There are at least two studies for this scene. This one is a vertical format, and the other, Watching the Caravan (CR# 397D), is more horizontal. The message and the figural treatment are the same in both, but it would appear that Miller favored this arrangement as both known finished watercolors (CR# 397C and CR# 397B) utilize this figural arrangement. The original version of this, painted around 1837 (CR# 397A), is more of a square design and reversed in compositional orientation.
The warrior in the foreground appears to be warning his cohorts with the gesture of his outstretched left arm. Perhaps he is cautioning them not to fire. Even though the inscription on the drawing reads in part “War Ground,” the Indians are severely outnumbered and the members of the troop of travelers below are fully cognizant of their presence.

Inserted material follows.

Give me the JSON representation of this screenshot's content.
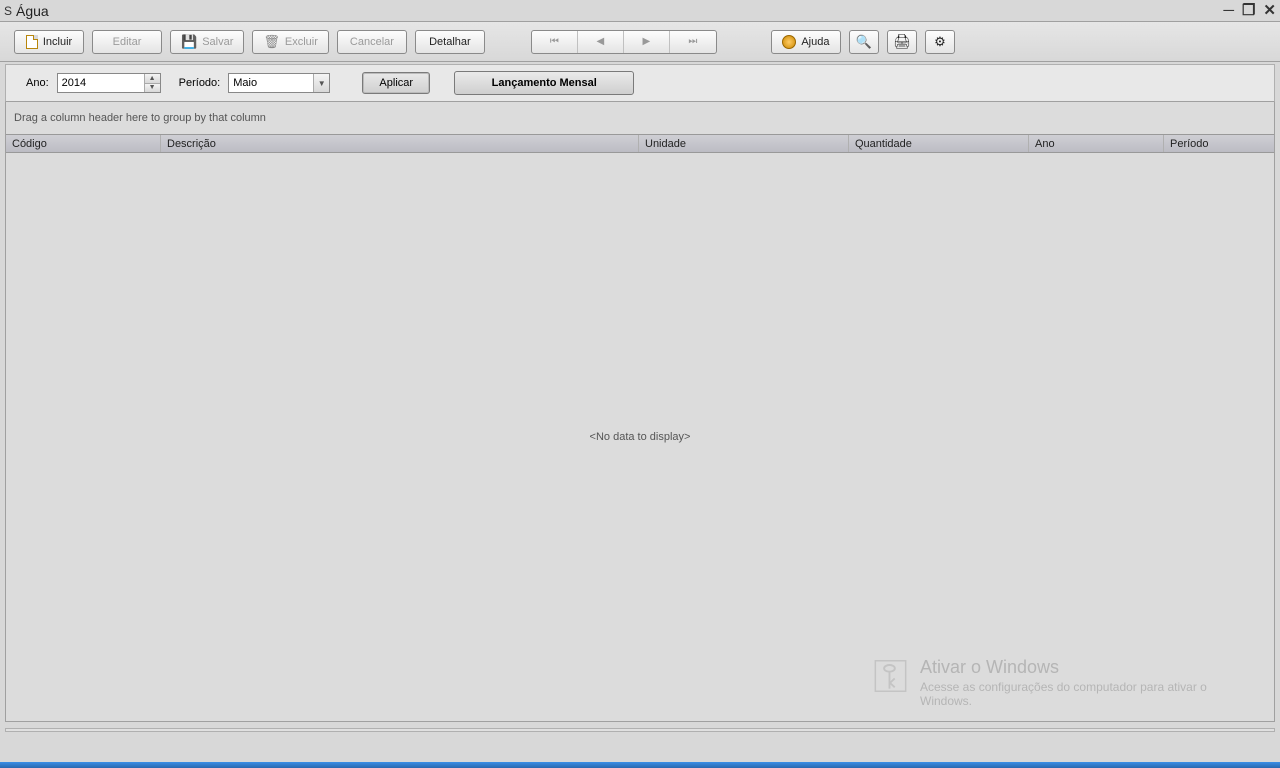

Peter H. Hassrick
LL: AJM/Indians/Pawnee Indians watching/ the Caravan/-‘War Ground’
The artist; [?]; present owner